O'Brien's attorney Stellio Sinnis laid into LaStaiti for prior testimony she gave in the trial related to the hiring of Kelly Manchester, who was Montigny's girlfriend in 2008 when she was hired by the probation department. LaStaiti had said she voiced concerns to Dunphy several months after his September 2007 retirement, but on Thursday said the conversation she recalled actually occurred with Dunphy's successor.
"Did you not say that under oath, judge, yes or no?" Sinnis demanded, asking, "When people testified in your courtroom and didn't tell the truth, what did you call it?"
At that point Judge William Young interjected and said, "The witness testifies she was mistaken."
LaStaiti said she was "shocked" that MacLean received the job and she would have hired Cori Harrington, who was an associate probation officer at the time and now works as a probation officer in a Fall River court.
Harrington testified briefly Wednesday, and said she listed James Casey, who was at the time the New Bedford family court's chief probation officer, as a reference when she applied for the probation officer position in 2005. She said, "For this job I did not" reach out to any legislators.
Attorneys on both sides stipulated that MacLean had been convicted in June 1984 for shoplifting and possession of a syringe; convicted in March 1989 for possession of heroin and a syringe; convicted in April 1992 of disturbing the peace and trespassing; convicted in May 1993 of possession of cocaine and conspiracy to violate the drug laws; and in December 1993 he was convicted for three restraining order violations and one count of assault and battery.
Until the assault and battery case, MacLean's punishments were fines, but after the 1993 conviction he was sentenced to a year of probation, and in July 1994 he was found to have violated his probation and was sentenced to six months in a house of correction.
MacLean quit drugs, passed a high-school equivalency test, went to Bristol Community College and graduated from UMass Dartmouth and got a job with the county prosecutor.
"When I started at the DA's office, the drug court was not active at that time," MacLean testified. Perhaps dampening the prosecution's argument that his father's prestige helped him secure the job, MacLean acknowledged under cross examination, "We're not very close, me and my dad."
In 2001, after he'd started working as a substance abuse specialist at the DA's office and before he received the probation job, MacLean told the Standard Times of New Bedford that his father was a "workaholic" when he was a youngster and that they had reconnected when the former senator's son was 39, describing the prestige of being a senator's son as a "double-edged sword."
"I felt I was a target for those who didn't like Dad, while others might have been inclined to cut a lot of slack," MacLean told the paper in 2001, years after his stint at the Ash Street Jail.
A one-time Fairhaven reserve police officer, William MacLean was elected to the House in 1961 and rose to the Senate where he served through the 1980s. He was indicted in February 1993 for two misdemeanor violations of the conflict of interest law, and pled guilty, according to a 2000 Supreme Judicial Court decision published by a third party online.
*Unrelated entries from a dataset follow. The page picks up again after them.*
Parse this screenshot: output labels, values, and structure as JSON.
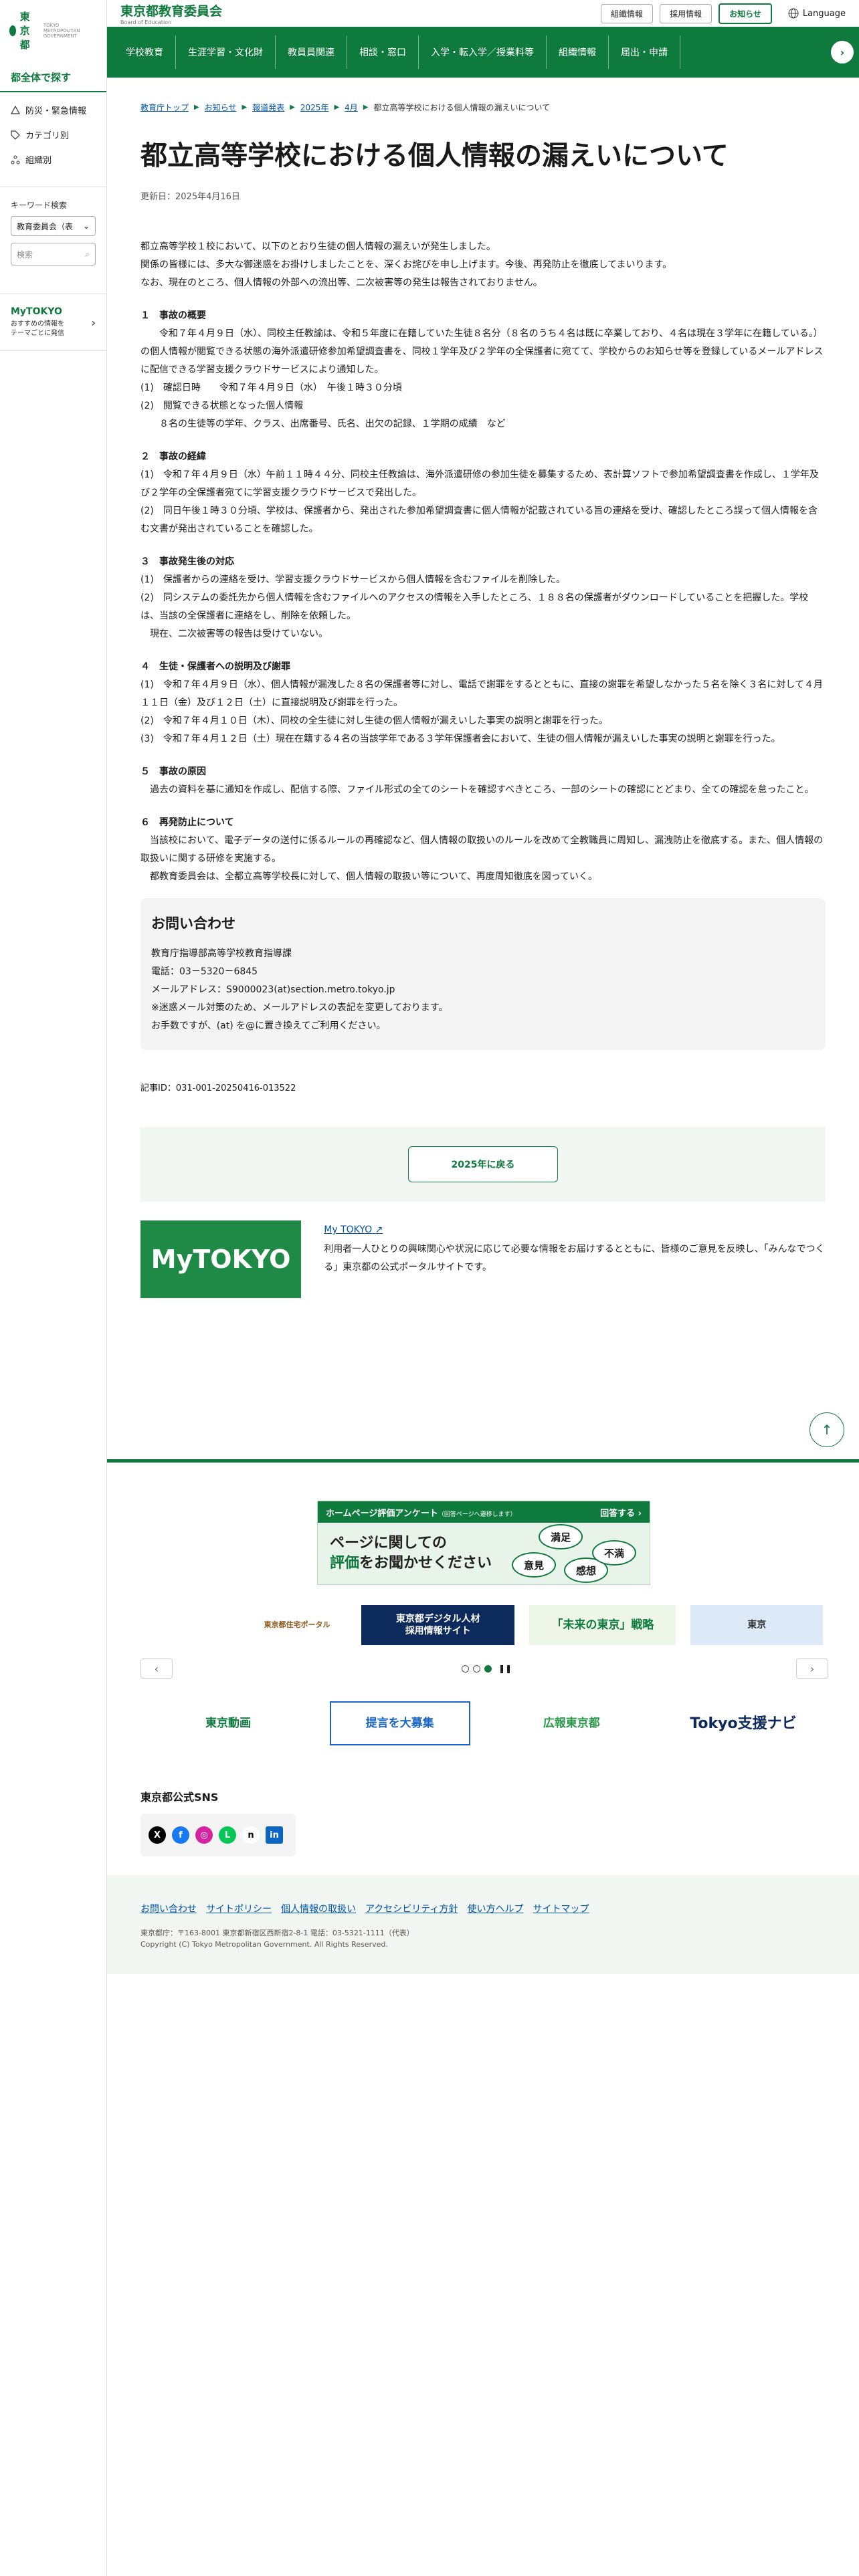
{
  "sidebar": {
    "logo": "東京都",
    "logo_sub": "TOKYO METROPOLITAN GOVERNMENT",
    "heading": "都全体で探す",
    "items": [
      {
        "label": "防災・緊急情報"
      },
      {
        "label": "カテゴリ別"
      },
      {
        "label": "組織別"
      }
    ],
    "keyword_label": "キーワード検索",
    "select_value": "教育委員会（表",
    "search_placeholder": "検索",
    "mytokyo_logo": "MyTOKYO",
    "mytokyo_desc1": "おすすめの情報を",
    "mytokyo_desc2": "テーマごとに発信"
  },
  "header": {
    "title": "東京都教育委員会",
    "subtitle": "Board of Education",
    "links": [
      "組織情報",
      "採用情報",
      "お知らせ"
    ],
    "active_link": "お知らせ",
    "language": "Language"
  },
  "gnav": [
    "学校教育",
    "生涯学習・文化財",
    "教員員関連",
    "相談・窓口",
    "入学・転入学／授業料等",
    "組織情報",
    "届出・申請"
  ],
  "breadcrumb": [
    "教育庁トップ",
    "お知らせ",
    "報道発表",
    "2025年",
    "4月",
    "都立高等学校における個人情報の漏えいについて"
  ],
  "page": {
    "title": "都立高等学校における個人情報の漏えいについて",
    "updated": "更新日：2025年4月16日",
    "intro": [
      "都立高等学校１校において、以下のとおり生徒の個人情報の漏えいが発生しました。",
      "関係の皆様には、多大な御迷惑をお掛けしましたことを、深くお詫びを申し上げます。今後、再発防止を徹底してまいります。",
      "なお、現在のところ、個人情報の外部への流出等、二次被害等の発生は報告されておりません。"
    ],
    "sec1_title": "１　事故の概要",
    "sec1_body": [
      "　　令和７年４月９日（水）、同校主任教諭は、令和５年度に在籍していた生徒８名分（８名のうち４名は既に卒業しており、４名は現在３学年に在籍している。）の個人情報が閲覧できる状態の海外派遣研修参加希望調査書を、同校１学年及び２学年の全保護者に宛てて、学校からのお知らせ等を登録しているメールアドレスに配信できる学習支援クラウドサービスにより通知した。",
      "(1)　確認日時　　令和７年４月９日（水）　午後１時３０分頃",
      "(2)　閲覧できる状態となった個人情報",
      "　　８名の生徒等の学年、クラス、出席番号、氏名、出欠の記録、１学期の成績　など"
    ],
    "sec2_title": "２　事故の経緯",
    "sec2_body": [
      "(1)　令和７年４月９日（水）午前１１時４４分、同校主任教諭は、海外派遣研修の参加生徒を募集するため、表計算ソフトで参加希望調査書を作成し、１学年及び２学年の全保護者宛てに学習支援クラウドサービスで発出した。",
      "(2)　同日午後１時３０分頃、学校は、保護者から、発出された参加希望調査書に個人情報が記載されている旨の連絡を受け、確認したところ誤って個人情報を含む文書が発出されていることを確認した。"
    ],
    "sec3_title": "３　事故発生後の対応",
    "sec3_body": [
      "(1)　保護者からの連絡を受け、学習支援クラウドサービスから個人情報を含むファイルを削除した。",
      "(2)　同システムの委託先から個人情報を含むファイルへのアクセスの情報を入手したところ、１８８名の保護者がダウンロードしていることを把握した。学校は、当該の全保護者に連絡をし、削除を依頼した。",
      "　現在、二次被害等の報告は受けていない。"
    ],
    "sec4_title": "４　生徒・保護者への説明及び謝罪",
    "sec4_body": [
      "(1)　令和７年４月９日（水）、個人情報が漏洩した８名の保護者等に対し、電話で謝罪をするとともに、直接の謝罪を希望しなかった５名を除く３名に対して４月１１日（金）及び１２日（土）に直接説明及び謝罪を行った。",
      "(2)　令和７年４月１０日（木）、同校の全生徒に対し生徒の個人情報が漏えいした事実の説明と謝罪を行った。",
      "(3)　令和７年４月１２日（土）現在在籍する４名の当該学年である３学年保護者会において、生徒の個人情報が漏えいした事実の説明と謝罪を行った。"
    ],
    "sec5_title": "５　事故の原因",
    "sec5_body": [
      "　過去の資料を基に通知を作成し、配信する際、ファイル形式の全てのシートを確認すべきところ、一部のシートの確認にとどまり、全ての確認を怠ったこと。"
    ],
    "sec6_title": "６　再発防止について",
    "sec6_body": [
      "　当該校において、電子データの送付に係るルールの再確認など、個人情報の取扱いのルールを改めて全教職員に周知し、漏洩防止を徹底する。また、個人情報の取扱いに関する研修を実施する。",
      "　都教育委員会は、全都立高等学校長に対して、個人情報の取扱い等について、再度周知徹底を図っていく。"
    ],
    "contact_title": "お問い合わせ",
    "contact_lines": [
      "教育庁指導部高等学校教育指導課",
      "電話：03－5320－6845",
      "メールアドレス：S9000023(at)section.metro.tokyo.jp",
      "※迷惑メール対策のため、メールアドレスの表記を変更しております。",
      "お手数ですが、(at) を@に置き換えてご利用ください。"
    ],
    "article_id": "記事ID：031-001-20250416-013522",
    "back_button": "2025年に戻る"
  },
  "mytokyo": {
    "image_text": "MyTOKYO",
    "link": "My TOKYO",
    "desc": "利用者一人ひとりの興味関心や状況に応じて必要な情報をお届けするとともに、皆様のご意見を反映し、「みんなでつくる」東京都の公式ポータルサイトです。"
  },
  "survey": {
    "header": "ホームページ評価アンケート",
    "header_note": "（回答ページへ遷移します）",
    "answer": "回答する",
    "line1": "ページに関しての",
    "line2a": "評価",
    "line2b": "をお聞かせください",
    "bubbles": [
      "満足",
      "意見",
      "感想",
      "不満"
    ]
  },
  "banners": [
    "東京都住宅ポータル",
    "東京都デジタル人材\n採用情報サイト",
    "「未来の東京」戦略",
    "東京"
  ],
  "banners2": [
    "東京動画",
    "提言を大募集",
    "広報東京都",
    "Tokyo支援ナビ"
  ],
  "sns_heading": "東京都公式SNS",
  "sns": [
    "X",
    "f",
    "◎",
    "L",
    "n",
    "in"
  ],
  "footer": {
    "links": [
      "お問い合わせ",
      "サイトポリシー",
      "個人情報の取扱い",
      "アクセシビリティ方針",
      "使い方ヘルプ",
      "サイトマップ"
    ],
    "address": "東京都庁：〒163-8001 東京都新宿区西新宿2-8-1 電話：03-5321-1111（代表）",
    "copyright": "Copyright (C) Tokyo Metropolitan Government. All Rights Reserved."
  },
  "colors": {
    "brand": "#0f7a3d",
    "link": "#0055aa"
  }
}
MacLean, who had just left the Senate, later lost his pension because of the guilty pleas.
The SJC decision says the violations were related to MacLean's marketing of pension plans to government employees, and fees his wife received from a publicly financed housing development.